By Sharon P. Robinson, President and CEO, American Association of Colleges for Teacher Education (AACTE)
This week, the White House announced a new push to protect students’ digital privacy, as ever-expanding data collection efforts heighten concerns from parents and advocacy groups about appropriate uses of the data. Institutions of higher education share the administration’s priority of protecting elementary and secondary students and upholding diligent safety and privacy practices in preparing teachers for the classroom. Ultimately, safeguarding student data is everyone’s business. ...
By Helen Soulé, Ph.D, Executive Director, Partnership for 21st Century Skills (P21)
The class of 2031—these are the students who are in Kindergarten this year! If the past decade is any indication, these post-secondary graduates will face a very different world than we can imagine. Our challenge—help them get ready!
Now Is The Hour

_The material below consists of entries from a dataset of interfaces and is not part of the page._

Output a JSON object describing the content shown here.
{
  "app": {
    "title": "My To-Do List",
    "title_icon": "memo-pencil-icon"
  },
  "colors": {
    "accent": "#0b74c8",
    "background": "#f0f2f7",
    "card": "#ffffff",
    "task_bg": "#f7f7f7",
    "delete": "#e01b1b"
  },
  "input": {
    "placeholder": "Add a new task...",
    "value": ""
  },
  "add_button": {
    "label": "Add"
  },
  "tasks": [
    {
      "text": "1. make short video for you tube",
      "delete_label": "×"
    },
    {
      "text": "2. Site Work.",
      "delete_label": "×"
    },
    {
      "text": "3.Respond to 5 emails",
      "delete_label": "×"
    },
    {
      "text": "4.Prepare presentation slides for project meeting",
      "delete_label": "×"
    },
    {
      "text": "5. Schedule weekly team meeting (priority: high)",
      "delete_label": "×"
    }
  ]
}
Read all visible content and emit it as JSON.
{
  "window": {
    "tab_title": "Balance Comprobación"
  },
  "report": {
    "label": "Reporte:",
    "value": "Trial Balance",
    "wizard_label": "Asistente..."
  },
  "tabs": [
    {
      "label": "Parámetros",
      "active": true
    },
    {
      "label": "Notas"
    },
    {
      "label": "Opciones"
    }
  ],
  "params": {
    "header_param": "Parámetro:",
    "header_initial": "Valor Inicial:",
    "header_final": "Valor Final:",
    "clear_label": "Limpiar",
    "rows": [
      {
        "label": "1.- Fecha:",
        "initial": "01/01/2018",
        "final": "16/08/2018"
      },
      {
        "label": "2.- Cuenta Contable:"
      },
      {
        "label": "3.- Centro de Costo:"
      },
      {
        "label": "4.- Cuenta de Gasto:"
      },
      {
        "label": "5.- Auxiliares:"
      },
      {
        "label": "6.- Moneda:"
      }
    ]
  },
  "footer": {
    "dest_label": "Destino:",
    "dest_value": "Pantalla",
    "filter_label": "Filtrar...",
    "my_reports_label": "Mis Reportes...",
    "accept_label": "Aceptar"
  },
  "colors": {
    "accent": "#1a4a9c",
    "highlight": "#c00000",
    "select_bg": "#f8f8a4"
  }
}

Now more than ever, the traditional factory model approach to education practiced over the last 50 years in which students are "widgets" to which "parts" (content) are added by the workers (teachers) as they move along an assembly line and emerge identical to each other will not prepare our students for post-secondary education, work or life. In order to be successful, all students need both broad and deep content knowledge plus the 21st century's 4Cs, life and career skills and a global perspective. Learning must be engaging, connected to the real world, collaborative and personalized. Policymakers, district and school leaders and teachers must embrace new roles as facilitators, collaborators, leaders, lifelong-learners and project managers.
The Most Recent Research
For the last decade, P21 has advocated that 21st century learning requires large-scale transformation of our educational systems, including reimagining teaching, learning and structure. New models are emerging with promising results. Research just released by the American Institute for Research (AIR) ...
By Joan Richardson, Editor-in-Chief, Kappan magazine (PDK International)
Robin Williams’ death by suicide in August could be the best thing that’s happened for mental health awareness in years.
Yes, we lost a comic genius who made us laugh so hard that our bellies ached. But his singular act — and, more to the point, his family’s generosity in acknowledging the truth of his death with the public — focused much needed attention on the anguish of depression and the reality that suicide too often accompanies the darkness that characterizes the disease.
How many times have you known someone or the spouse, child, or sibling of someone who committed suicide? How often have you talked about that event in the hushed tones of embarrassment? How often have the leaders in your schools been directed to avoid being specific about how a student or staff members died when the cause of death was suicide? ...